[MATERIAL SUPPLIED — start]

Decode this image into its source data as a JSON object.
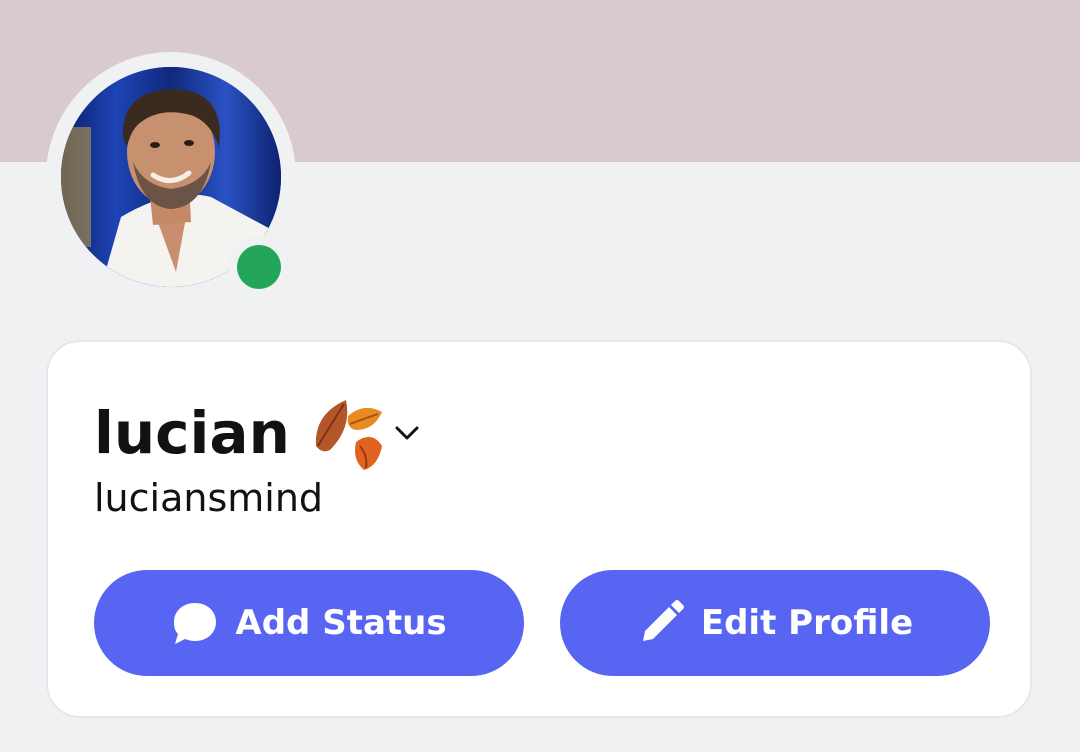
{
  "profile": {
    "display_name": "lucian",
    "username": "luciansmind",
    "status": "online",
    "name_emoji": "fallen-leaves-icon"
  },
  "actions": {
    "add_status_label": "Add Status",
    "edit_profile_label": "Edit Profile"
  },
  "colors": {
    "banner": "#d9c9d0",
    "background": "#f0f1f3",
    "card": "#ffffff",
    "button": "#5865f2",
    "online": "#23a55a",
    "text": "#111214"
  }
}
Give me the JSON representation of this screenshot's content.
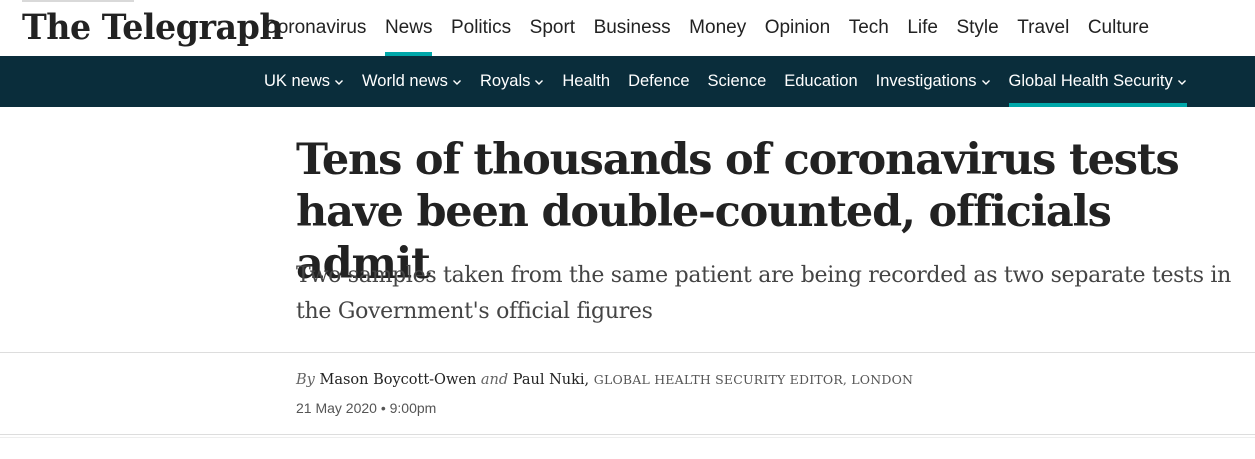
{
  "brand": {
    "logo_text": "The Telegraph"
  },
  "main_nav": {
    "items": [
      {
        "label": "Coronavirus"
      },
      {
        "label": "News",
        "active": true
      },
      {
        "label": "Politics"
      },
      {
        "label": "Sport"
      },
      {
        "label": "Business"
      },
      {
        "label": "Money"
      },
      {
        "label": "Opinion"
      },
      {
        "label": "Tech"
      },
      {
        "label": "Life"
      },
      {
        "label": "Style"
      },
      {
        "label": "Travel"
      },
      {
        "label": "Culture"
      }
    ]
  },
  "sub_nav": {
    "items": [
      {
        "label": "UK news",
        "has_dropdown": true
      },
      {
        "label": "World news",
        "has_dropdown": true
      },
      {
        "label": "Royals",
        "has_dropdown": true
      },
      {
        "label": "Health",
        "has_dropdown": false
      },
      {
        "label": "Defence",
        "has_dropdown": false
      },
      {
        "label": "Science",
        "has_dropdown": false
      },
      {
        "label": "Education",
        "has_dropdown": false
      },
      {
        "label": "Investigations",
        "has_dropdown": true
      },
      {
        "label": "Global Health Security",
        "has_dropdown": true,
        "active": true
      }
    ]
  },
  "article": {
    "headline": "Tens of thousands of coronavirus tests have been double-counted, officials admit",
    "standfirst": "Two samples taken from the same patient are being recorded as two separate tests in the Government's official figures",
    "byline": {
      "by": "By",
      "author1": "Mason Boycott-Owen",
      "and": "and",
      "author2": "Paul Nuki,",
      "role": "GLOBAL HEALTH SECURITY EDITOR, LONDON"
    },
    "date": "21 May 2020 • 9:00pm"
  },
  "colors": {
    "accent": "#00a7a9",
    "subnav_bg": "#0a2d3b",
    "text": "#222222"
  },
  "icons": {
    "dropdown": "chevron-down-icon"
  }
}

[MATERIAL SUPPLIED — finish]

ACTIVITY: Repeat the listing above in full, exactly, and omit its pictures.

SOLUTION BELOW:
Decode this image into its source data as a JSON object.
{
  "profile": {
    "display_name": "lucian",
    "username": "luciansmind",
    "status": "online",
    "name_emoji": "fallen-leaves-icon"
  },
  "actions": {
    "add_status_label": "Add Status",
    "edit_profile_label": "Edit Profile"
  },
  "colors": {
    "banner": "#d9c9d0",
    "background": "#f0f1f3",
    "card": "#ffffff",
    "button": "#5865f2",
    "online": "#23a55a",
    "text": "#111214"
  }
}
Give me the JSON representation of this screenshot's content.
{
  "brand": {
    "logo_text": "The Telegraph"
  },
  "main_nav": {
    "items": [
      {
        "label": "Coronavirus"
      },
      {
        "label": "News",
        "active": true
      },
      {
        "label": "Politics"
      },
      {
        "label": "Sport"
      },
      {
        "label": "Business"
      },
      {
        "label": "Money"
      },
      {
        "label": "Opinion"
      },
      {
        "label": "Tech"
      },
      {
        "label": "Life"
      },
      {
        "label": "Style"
      },
      {
        "label": "Travel"
      },
      {
        "label": "Culture"
      }
    ]
  },
  "sub_nav": {
    "items": [
      {
        "label": "UK news",
        "has_dropdown": true
      },
      {
        "label": "World news",
        "has_dropdown": true
      },
      {
        "label": "Royals",
        "has_dropdown": true
      },
      {
        "label": "Health",
        "has_dropdown": false
      },
      {
        "label": "Defence",
        "has_dropdown": false
      },
      {
        "label": "Science",
        "has_dropdown": false
      },
      {
        "label": "Education",
        "has_dropdown": false
      },
      {
        "label": "Investigations",
        "has_dropdown": true
      },
      {
        "label": "Global Health Security",
        "has_dropdown": true,
        "active": true
      }
    ]
  },
  "article": {
    "headline": "Tens of thousands of coronavirus tests have been double-counted, officials admit",
    "standfirst": "Two samples taken from the same patient are being recorded as two separate tests in the Government's official figures",
    "byline": {
      "by": "By",
      "author1": "Mason Boycott-Owen",
      "and": "and",
      "author2": "Paul Nuki,",
      "role": "GLOBAL HEALTH SECURITY EDITOR, LONDON"
    },
    "date": "21 May 2020 • 9:00pm"
  },
  "colors": {
    "accent": "#00a7a9",
    "subnav_bg": "#0a2d3b",
    "text": "#222222"
  },
  "icons": {
    "dropdown": "chevron-down-icon"
  }
}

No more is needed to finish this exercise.